Historic preservation sparks economic growth. Rehabilitation work creates jobs and gives vacant or underutilized buildings a purpose. Rather than sitting unused, revitalized buildings bring in people and generate income as commercial and residential spaces. And where does that income go? Right back into our local economy!

Preservation makes communities more authentic. We know that younger generations desire authentic experiences. A vibrant, historic town plays a role in attracting and retaining a youthful, talented workforce.


Before (top) and after (bottom) photos the revitalization of a commercial space on Central Avenue.

Before (top) and after (bottom) photos the revitalization of a residential space on Central Avenue.


Downtowns are a place for local businesses, community events, art and culture, stimulating economic growth and a sense of togetherness. Vibrant, authentic communities foster pride in their citizens and offer a space for heritage to be remembered and celebrated.
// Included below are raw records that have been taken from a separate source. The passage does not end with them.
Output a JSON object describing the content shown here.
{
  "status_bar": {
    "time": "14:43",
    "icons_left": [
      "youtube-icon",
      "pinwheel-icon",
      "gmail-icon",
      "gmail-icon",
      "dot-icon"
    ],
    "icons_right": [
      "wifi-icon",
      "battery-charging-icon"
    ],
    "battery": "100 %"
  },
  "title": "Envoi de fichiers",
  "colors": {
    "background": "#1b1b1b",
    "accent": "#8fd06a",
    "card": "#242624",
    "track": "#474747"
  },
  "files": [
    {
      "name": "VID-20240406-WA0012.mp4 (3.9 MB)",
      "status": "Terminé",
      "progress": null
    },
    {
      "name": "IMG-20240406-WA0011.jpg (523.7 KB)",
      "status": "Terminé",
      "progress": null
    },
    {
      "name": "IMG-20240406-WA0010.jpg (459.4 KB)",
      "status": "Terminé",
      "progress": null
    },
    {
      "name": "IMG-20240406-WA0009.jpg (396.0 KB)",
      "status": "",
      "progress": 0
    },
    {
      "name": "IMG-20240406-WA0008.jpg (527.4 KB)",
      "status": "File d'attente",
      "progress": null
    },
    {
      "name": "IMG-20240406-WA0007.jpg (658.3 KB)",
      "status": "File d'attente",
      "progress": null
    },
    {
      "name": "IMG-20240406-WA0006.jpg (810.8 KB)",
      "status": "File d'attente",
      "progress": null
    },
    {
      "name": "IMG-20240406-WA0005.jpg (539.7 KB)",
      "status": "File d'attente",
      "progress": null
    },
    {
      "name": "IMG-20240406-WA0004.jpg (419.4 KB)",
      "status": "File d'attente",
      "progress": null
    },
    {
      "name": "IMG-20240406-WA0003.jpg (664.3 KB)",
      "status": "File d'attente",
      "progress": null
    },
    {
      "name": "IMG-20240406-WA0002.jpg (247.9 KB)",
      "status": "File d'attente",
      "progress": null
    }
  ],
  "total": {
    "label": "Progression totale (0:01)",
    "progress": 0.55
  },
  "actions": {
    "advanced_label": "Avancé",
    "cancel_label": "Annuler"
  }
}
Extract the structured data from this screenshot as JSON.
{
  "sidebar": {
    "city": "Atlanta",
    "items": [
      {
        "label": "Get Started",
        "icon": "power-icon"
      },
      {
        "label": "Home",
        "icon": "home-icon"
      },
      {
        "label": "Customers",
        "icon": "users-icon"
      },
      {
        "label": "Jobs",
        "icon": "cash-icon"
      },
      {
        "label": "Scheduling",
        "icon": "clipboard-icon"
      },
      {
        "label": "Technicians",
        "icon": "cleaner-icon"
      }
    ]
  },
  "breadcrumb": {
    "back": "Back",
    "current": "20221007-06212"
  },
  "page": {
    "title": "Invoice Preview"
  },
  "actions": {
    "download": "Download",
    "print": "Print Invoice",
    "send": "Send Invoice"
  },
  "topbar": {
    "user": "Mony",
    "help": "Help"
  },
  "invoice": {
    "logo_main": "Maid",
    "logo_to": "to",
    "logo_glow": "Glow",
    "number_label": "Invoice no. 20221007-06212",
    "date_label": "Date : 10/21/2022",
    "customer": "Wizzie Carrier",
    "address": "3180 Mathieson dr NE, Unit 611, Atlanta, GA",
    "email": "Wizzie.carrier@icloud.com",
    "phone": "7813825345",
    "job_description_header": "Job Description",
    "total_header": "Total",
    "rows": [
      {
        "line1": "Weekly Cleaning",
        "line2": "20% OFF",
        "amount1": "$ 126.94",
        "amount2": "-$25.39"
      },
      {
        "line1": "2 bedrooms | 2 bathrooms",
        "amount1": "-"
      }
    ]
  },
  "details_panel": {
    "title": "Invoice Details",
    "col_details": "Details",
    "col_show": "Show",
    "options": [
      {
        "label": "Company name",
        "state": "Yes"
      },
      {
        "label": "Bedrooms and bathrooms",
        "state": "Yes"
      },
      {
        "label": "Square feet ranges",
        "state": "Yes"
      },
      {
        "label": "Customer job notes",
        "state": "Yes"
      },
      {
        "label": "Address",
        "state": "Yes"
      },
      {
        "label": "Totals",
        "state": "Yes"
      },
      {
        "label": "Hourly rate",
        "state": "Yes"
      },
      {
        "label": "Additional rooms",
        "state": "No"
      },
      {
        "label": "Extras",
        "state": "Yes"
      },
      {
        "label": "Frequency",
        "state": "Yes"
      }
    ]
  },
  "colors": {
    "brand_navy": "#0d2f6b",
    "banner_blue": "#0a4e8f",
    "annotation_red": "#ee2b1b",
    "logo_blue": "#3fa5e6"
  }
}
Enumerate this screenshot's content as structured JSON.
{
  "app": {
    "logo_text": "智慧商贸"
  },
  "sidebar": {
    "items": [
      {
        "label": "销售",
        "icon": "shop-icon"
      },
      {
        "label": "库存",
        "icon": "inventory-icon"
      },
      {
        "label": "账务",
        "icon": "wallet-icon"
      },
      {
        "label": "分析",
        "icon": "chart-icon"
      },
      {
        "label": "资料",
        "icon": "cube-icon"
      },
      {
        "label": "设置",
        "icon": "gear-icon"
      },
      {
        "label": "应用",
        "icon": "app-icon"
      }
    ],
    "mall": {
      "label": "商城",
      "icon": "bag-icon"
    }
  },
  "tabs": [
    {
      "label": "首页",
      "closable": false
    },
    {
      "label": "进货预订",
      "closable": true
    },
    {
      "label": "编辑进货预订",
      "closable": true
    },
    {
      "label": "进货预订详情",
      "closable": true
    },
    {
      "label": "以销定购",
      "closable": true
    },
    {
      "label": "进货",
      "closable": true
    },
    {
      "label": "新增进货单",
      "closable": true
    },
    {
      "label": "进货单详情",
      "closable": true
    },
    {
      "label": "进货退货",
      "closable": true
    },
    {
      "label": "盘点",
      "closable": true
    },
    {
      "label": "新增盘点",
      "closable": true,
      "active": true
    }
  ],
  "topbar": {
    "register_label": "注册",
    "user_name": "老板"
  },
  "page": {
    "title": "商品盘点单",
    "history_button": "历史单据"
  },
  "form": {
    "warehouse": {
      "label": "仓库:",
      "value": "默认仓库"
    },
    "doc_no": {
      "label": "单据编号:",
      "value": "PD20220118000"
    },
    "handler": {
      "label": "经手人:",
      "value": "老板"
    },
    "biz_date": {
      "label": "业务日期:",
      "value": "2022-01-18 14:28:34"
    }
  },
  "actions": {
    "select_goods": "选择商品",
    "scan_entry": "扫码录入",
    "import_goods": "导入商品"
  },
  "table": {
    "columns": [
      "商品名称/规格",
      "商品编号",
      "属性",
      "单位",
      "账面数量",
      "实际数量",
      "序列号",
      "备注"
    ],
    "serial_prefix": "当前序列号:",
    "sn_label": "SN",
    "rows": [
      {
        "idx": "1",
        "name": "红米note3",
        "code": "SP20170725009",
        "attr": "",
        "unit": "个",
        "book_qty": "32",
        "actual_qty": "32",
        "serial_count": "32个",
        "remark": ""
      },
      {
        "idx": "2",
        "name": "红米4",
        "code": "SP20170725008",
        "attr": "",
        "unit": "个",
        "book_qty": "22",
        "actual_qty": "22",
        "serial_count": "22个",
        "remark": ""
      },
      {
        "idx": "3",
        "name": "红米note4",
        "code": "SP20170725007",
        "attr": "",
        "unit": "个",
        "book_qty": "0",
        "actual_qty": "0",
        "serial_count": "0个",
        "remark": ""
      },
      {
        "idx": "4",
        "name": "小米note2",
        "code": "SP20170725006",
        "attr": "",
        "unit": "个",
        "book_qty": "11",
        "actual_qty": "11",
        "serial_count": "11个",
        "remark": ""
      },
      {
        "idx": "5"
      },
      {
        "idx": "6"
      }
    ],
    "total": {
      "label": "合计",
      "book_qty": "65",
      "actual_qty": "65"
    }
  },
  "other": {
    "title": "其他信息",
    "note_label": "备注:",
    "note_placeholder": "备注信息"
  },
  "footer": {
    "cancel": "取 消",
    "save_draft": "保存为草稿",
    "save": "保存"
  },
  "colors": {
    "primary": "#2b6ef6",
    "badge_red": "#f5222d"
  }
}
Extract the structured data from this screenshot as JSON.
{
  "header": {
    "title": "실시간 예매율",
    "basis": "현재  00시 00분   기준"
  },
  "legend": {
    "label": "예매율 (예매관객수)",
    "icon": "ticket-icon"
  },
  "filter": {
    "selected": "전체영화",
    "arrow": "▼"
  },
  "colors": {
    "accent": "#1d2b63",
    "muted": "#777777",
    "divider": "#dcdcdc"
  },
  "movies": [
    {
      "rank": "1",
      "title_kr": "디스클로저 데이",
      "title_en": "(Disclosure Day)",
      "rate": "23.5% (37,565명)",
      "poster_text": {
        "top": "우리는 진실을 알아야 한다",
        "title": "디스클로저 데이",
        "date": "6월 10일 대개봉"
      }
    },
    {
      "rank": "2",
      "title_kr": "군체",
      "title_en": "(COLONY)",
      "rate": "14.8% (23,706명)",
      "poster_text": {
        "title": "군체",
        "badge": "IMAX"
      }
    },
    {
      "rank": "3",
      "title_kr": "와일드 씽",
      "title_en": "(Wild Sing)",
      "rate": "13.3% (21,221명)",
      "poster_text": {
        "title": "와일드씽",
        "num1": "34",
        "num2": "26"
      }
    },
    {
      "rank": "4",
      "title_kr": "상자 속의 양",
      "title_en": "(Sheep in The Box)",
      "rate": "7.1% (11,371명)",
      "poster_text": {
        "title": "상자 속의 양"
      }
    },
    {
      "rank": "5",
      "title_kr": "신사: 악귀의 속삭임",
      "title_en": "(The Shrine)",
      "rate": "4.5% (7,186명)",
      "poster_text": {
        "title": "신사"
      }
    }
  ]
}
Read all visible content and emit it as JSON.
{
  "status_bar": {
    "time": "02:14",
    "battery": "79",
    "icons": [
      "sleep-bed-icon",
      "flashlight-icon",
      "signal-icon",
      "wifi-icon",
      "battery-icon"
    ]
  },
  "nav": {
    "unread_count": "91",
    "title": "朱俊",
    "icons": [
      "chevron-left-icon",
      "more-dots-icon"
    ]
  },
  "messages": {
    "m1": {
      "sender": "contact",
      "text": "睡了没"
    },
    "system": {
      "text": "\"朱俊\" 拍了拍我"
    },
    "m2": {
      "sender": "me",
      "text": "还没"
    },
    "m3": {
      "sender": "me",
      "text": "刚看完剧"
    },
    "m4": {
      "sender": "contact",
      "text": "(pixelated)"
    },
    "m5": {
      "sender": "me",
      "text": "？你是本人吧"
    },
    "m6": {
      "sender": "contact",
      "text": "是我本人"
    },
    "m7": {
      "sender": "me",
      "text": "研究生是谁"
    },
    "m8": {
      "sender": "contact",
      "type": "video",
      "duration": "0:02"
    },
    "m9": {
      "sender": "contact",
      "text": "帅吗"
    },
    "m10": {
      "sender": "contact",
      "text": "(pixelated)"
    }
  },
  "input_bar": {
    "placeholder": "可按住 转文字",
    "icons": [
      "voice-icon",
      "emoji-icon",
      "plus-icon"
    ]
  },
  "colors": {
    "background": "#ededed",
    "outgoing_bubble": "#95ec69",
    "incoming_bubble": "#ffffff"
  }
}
As someone born and raised in Dubuque, I love seeing how our historic city has transformed over the years. With a bustling downtown, plenty of job opportunities and affordable housing, it was an easy decision to continue living here after college. The revitalization of our unique town has made it a more lively and attractive place to live, work and play for all ages. Investment in preservation leads to more investment, attracting people and creating jobs. It is, without a doubt, an exciting time to live in a historic town. If we want to keep the momentum going, preservation work needs to continue. The younger generations are the ones who are going to need to make it happen.

At Heritage Works, it is our mission to provide resources for those engaging in preservation work. We offer consulting services, assistance with the tax credit application process and training opportunities for the next generation of preservationists. If you are interested in learning more about historic preservation and our work, visit www.heritageworksdbq.com. To contribute to our continued preservation efforts, educational programming and fulfillment of our mission, consider becoming a Heritage Works member at https://heritageworksdbq.com/donate.